What if your destination airport lacks an ILS? Twist the OBS on your HSI to the runway heading, e.g., 290 if you're landing on 29. Push the "OBS" button on the Garmin. The GPS moving map will now display a big extended runway centerline while your HSI will show you graphically how far you are from that centerline.

What is the heading to that distant airport/VOR?

Suppose that you're on an instrument flight plan in eastern Pennsylvania bound for Bedford, in the Boston area. It is a busy day in New York City and the controllers have told you to fly "Direct Lake Henry". You punch this into the Garmin and the resulting heading feels like it is going to take you halfway to Buffalo before you get turned back toward Boston. The worst of the front is behind you and you're in visual meteorological conditions (VMC). Does it make sense to cancel IFR and go direct to Bedford?

You can bring up KBED in the Waypoint pages but none of them will give you the bearing to the waypoint. You won't find KBED in the Nearest pages because it is too far away. The solution is to tell the Garmins that you want to go direct to Bedford but abort the procedure at the last step: press the direct button, dial in KBED using the cursor wheels, but press the clear button instead of enter when prompted for the final activation. The last screen that you see should give you the distance and heading to Bedford, thus enabling you to evaluate whether or not your current clearance is getting you anywhere near your goal.
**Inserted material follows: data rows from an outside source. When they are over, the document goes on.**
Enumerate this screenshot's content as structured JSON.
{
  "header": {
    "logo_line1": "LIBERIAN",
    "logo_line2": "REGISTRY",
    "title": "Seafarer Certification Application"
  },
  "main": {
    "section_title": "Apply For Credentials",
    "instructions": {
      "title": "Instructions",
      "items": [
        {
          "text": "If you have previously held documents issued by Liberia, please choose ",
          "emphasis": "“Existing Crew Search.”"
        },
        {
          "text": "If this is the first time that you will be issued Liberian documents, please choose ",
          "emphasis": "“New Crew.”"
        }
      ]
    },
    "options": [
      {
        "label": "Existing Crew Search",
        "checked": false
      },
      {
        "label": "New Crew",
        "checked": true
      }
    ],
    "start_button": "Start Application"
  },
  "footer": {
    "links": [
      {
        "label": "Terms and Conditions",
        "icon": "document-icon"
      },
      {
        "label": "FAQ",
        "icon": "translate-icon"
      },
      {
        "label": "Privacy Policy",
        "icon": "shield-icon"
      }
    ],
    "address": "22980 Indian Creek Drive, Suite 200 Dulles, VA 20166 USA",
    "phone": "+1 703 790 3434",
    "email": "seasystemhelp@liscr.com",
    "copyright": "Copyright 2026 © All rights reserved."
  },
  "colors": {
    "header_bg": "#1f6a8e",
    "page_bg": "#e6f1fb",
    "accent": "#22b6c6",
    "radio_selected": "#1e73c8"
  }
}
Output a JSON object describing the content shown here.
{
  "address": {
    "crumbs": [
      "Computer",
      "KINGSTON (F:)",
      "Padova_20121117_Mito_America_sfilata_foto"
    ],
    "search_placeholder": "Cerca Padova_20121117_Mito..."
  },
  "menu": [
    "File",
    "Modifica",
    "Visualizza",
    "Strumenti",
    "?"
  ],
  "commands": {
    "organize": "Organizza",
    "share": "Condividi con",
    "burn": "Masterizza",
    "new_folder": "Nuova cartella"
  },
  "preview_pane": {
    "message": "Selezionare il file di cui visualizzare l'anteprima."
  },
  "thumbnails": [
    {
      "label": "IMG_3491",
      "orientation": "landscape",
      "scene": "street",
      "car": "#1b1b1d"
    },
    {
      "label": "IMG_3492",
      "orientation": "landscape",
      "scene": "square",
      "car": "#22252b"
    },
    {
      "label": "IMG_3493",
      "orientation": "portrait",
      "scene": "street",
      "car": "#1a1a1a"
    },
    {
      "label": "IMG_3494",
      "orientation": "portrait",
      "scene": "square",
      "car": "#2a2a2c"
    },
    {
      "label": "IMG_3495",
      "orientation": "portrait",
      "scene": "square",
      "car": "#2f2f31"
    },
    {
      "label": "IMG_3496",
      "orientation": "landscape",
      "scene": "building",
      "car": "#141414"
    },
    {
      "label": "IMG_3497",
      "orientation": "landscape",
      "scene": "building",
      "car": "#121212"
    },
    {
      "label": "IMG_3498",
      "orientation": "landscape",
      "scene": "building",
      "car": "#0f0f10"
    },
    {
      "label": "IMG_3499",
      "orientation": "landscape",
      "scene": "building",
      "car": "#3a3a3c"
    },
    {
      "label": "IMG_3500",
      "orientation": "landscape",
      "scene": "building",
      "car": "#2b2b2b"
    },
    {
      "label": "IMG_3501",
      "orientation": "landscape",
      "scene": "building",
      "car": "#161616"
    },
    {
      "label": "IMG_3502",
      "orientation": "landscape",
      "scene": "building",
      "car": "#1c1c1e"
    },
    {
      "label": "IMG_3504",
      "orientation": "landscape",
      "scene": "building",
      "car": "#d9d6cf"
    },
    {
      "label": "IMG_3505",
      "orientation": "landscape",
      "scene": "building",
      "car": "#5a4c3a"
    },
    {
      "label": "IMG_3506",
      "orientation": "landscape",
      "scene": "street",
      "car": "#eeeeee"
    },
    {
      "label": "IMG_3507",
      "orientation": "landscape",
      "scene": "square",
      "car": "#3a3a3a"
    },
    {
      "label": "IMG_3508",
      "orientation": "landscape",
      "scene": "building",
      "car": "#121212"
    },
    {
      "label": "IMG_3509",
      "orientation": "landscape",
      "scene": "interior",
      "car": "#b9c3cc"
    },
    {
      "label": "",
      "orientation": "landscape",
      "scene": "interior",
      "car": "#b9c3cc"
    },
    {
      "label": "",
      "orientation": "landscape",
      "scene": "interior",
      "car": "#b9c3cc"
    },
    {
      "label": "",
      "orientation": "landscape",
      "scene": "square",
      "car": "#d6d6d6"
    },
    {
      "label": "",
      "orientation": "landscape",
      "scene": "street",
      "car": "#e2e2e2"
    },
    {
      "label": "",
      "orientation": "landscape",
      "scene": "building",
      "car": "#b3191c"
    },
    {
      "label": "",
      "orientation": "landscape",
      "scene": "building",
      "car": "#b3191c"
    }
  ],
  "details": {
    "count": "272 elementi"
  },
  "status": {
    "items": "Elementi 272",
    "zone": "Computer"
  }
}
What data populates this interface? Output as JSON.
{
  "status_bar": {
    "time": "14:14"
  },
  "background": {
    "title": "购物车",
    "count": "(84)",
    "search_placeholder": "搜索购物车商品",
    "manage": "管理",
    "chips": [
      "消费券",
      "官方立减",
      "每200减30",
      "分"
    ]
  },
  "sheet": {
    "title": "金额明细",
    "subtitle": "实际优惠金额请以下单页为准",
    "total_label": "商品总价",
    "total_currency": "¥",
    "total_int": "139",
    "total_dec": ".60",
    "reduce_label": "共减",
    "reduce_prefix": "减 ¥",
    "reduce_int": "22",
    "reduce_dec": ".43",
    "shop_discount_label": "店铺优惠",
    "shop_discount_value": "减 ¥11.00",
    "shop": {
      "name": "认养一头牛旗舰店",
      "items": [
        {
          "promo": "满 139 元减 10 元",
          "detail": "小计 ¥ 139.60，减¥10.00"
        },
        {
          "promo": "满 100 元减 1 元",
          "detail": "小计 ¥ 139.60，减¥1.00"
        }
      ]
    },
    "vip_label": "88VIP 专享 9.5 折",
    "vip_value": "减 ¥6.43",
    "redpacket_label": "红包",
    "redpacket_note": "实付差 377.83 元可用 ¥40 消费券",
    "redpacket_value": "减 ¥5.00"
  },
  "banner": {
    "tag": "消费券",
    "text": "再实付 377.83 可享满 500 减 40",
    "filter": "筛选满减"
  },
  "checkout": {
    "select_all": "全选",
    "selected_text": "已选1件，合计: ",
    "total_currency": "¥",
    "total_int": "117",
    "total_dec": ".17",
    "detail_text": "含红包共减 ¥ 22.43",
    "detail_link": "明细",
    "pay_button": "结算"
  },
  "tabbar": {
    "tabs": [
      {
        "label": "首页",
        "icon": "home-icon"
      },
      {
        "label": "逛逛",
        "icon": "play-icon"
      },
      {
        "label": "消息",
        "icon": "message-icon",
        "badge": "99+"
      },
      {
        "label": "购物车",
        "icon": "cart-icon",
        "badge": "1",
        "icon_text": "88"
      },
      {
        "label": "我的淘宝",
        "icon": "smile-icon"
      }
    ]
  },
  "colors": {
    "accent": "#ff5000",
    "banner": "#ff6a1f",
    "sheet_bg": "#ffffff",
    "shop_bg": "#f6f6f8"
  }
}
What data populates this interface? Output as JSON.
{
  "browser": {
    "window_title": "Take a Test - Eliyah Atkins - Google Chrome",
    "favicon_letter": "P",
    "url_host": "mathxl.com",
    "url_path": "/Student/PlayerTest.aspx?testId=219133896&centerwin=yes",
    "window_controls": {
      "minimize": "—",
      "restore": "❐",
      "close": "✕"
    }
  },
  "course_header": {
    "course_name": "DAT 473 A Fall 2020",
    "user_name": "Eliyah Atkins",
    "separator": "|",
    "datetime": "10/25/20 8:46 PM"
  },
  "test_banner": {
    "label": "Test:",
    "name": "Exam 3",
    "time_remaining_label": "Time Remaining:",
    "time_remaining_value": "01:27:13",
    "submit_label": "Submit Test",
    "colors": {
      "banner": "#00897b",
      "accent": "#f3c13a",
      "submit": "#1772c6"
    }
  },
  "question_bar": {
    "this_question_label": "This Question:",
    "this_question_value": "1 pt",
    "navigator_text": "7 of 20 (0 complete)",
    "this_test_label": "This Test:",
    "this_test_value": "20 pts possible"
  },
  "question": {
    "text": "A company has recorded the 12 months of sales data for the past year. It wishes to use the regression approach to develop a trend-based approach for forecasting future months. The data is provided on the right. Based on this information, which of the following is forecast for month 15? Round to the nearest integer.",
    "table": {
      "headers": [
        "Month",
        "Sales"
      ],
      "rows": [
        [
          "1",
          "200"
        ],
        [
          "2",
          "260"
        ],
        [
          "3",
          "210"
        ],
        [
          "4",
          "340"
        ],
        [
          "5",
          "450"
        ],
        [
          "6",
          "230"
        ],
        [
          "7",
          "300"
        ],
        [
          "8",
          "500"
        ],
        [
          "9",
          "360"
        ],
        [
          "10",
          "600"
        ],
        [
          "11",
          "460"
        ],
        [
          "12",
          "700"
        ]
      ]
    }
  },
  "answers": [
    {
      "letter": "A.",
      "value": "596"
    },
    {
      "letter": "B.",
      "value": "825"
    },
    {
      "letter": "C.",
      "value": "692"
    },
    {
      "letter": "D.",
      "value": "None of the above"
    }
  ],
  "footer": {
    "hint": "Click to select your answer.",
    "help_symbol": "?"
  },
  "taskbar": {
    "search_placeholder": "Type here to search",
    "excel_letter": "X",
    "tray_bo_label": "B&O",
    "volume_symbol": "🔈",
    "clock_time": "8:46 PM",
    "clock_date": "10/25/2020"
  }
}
Avionics Discussion Group

Text and photos (if any) Copyright 2002 Philip Greenspun.

Reader's Comments

Here are a couple of useful tips I got from a very good CFII

Did you know about this bizarre behaviour where the GNS430 will deactivate the approach if you're even just a little off of the FAF? The natural reaction of most people is to "reactivate the approach", which will send you back to the IAF - not a good idea when on autopilot with 500feet/min descent rate dialed in...

-- Christian Goetze, April 10, 2006
Hello Phillip,

For finding the nearest approach or departure controller, it requires a few (many) more key presses knob twisting, but here's a way you can do it: Go to the nearest airport page, and pick the nearest airport. Bring up that airport's frequency page, and find its departure or approach frequency. This is more often than not the proper apch/dep controller for the area, or someone who can hand you off correctly.

-- Joshua Levinson, February 17, 2009

I just came across your review of the Garmin 530/430. I have to say that I think your view of the GNS530 being "nearly impossible to learn" and "unsafe" is a bit off the mark.

I fly the Boeing 747-400 and I find the system logic to be very similar to the Boeing and very user friendly. These units are designed for IFR flying. They do have a few things that are missing like airways and altitudes but they are very good in the IFR environment. If you just have the basic understanding that you can only navigate to a point and not from a point you are halfway there. Remember that these units are over 10 years old now. There was no such thing as an iPad or touch screens 10 years ago. They don't do everything for you but they do what you need very well.

-- Lance M, November 28, 2011

Add a comment | Add a link